A person acts purposely with respect to the nature of (his/her) conduct or a result thereof if it is (his/her) conscious object to engage in conduct of that nature or to cause such a result. A person acts purposely with respect to attendant circumstances if (he/she) is aware of the existence of such circumstances or (he/she) believes or hopes that they exist. “With purpose,” designed,” “with design” or equivalent terms have the same meaning.[7]
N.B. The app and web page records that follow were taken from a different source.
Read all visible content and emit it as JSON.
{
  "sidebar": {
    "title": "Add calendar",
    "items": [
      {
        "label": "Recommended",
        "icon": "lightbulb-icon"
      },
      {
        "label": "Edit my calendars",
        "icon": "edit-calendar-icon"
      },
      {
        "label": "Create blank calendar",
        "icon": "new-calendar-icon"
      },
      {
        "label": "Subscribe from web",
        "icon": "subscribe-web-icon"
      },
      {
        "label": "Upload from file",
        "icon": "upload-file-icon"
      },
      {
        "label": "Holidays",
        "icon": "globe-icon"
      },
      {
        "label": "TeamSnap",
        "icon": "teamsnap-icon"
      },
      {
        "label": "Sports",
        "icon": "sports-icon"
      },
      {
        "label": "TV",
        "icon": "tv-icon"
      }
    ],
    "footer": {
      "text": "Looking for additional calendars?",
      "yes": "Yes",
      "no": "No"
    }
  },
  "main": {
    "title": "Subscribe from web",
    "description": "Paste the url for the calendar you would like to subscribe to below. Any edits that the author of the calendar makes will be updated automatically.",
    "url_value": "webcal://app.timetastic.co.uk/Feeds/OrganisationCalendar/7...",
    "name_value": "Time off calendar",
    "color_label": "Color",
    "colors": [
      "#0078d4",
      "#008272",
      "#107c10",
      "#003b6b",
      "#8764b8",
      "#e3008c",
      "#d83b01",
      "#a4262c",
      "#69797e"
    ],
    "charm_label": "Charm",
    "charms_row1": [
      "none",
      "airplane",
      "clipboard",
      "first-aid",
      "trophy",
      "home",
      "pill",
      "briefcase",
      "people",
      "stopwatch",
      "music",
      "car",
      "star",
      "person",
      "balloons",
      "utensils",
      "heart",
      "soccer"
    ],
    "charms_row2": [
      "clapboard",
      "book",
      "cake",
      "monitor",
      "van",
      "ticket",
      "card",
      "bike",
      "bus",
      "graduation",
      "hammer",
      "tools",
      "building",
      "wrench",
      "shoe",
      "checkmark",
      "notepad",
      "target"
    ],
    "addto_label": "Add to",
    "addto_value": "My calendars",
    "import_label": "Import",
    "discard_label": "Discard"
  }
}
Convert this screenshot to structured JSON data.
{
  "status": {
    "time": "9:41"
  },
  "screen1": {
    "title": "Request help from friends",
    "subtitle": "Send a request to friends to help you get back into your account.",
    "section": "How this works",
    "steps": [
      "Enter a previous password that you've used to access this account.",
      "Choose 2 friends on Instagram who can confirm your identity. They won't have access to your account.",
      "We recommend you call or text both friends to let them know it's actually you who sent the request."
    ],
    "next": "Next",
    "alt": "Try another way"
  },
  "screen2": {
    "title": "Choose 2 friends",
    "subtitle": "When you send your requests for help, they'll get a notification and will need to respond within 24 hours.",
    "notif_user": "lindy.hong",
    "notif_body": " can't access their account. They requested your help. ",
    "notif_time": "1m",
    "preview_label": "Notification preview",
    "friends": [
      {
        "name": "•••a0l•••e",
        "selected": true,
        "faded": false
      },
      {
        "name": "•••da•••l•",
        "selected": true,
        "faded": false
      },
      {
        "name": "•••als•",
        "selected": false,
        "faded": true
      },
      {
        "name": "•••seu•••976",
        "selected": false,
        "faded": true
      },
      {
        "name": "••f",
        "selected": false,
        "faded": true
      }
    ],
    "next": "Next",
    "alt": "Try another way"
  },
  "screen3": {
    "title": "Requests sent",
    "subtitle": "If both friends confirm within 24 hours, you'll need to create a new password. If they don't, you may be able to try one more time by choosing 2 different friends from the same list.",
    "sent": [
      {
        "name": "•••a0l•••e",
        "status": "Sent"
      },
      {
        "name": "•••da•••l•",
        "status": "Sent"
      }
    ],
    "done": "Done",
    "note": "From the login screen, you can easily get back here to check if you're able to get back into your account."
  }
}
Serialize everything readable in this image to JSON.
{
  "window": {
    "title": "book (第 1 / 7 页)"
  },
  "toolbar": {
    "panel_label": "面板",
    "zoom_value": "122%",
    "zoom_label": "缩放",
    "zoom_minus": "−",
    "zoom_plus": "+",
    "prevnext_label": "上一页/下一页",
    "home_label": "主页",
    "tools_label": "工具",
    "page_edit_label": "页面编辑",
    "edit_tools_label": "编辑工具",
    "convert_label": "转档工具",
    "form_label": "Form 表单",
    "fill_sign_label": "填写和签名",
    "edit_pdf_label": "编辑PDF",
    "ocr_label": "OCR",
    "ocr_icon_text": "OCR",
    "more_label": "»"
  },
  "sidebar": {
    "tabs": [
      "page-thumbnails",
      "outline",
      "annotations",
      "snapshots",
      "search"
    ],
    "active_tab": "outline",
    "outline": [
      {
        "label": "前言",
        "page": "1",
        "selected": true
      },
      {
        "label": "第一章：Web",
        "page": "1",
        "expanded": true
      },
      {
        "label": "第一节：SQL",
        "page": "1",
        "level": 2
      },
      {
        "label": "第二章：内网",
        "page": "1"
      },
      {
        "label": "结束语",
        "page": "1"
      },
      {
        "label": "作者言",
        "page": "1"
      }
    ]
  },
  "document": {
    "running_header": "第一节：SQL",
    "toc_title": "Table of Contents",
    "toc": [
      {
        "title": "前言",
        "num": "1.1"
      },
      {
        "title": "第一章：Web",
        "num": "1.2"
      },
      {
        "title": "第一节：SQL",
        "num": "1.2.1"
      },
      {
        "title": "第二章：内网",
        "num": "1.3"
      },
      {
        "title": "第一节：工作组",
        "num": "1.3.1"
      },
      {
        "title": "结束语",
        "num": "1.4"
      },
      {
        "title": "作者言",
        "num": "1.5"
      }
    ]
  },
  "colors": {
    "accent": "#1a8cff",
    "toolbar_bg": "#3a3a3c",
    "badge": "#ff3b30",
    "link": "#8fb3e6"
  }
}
Remember that when we speak of knowingly and purposely we are speaking of conditions of the mind that cannot be seen. It is not necessary for the State to prove the existence of such mental states by direct evidence such as a statement by the defendant that (he/she) had particular knowledge or a particular purpose. Knowledge and purpose as separate propositions of proof do not commonly exist. They must ordinarily be discovered as other mental states are from circumstantial evidence; that is, by reference to the defendant’s conduct, words or acts and all the surrounding circumstances.

To reiterate, the three elements of this offense are that:

  1. S in evidence is (insert appropriate CDS) (or a controlled substance analog).
  2. That the defendant distributed S alleged in the indictment.
  3. That the defendant acted knowingly or purposefully in distributing S

If you find that the State has proven all these elements beyond a reasonable doubt, then you must return a verdict of guilty. On the other hand, if you find that the State has failed to prove any one of these elements beyond a reasonable doubt, then you must return a verdict of not guilty.



[1] N.J.S.A. 2C:35‑5 grades this offense for sentencing purposes by the type, quantity and purity of the CDS involved. In certain cases, the defendant is guilty of an offense regardless of the quantity and purity of the CDS distributed. This charge is sufficient for such cases. However, in cases in which the quantity and/or purity of the CDS is an element of the offense, N.J.S.A. 2C:35‑5c requires that this element be determined by the jury. In such a case, this charge would have to be supplemented to add this element. Please see the supplementary model charge concerning this.

[2] To be charged when the indictment alleges distribution of a controlled substance analog.

[3] N.J.S.A. 2C:35-2.

[4] This definition is taken from the definitions of “distribute” and “deliver” set forth in N.J.S.A. 2C:35‑2.

[5] State v. Heitzman, 209 N.J. Super. 617, 621 (App. Div. 1986), aff’d 107 N.J. 603 (1987).

[6] N.J.S.A. 2C:2‑2b(1).

[7] N.J.S.A. 2C:2-2b(2).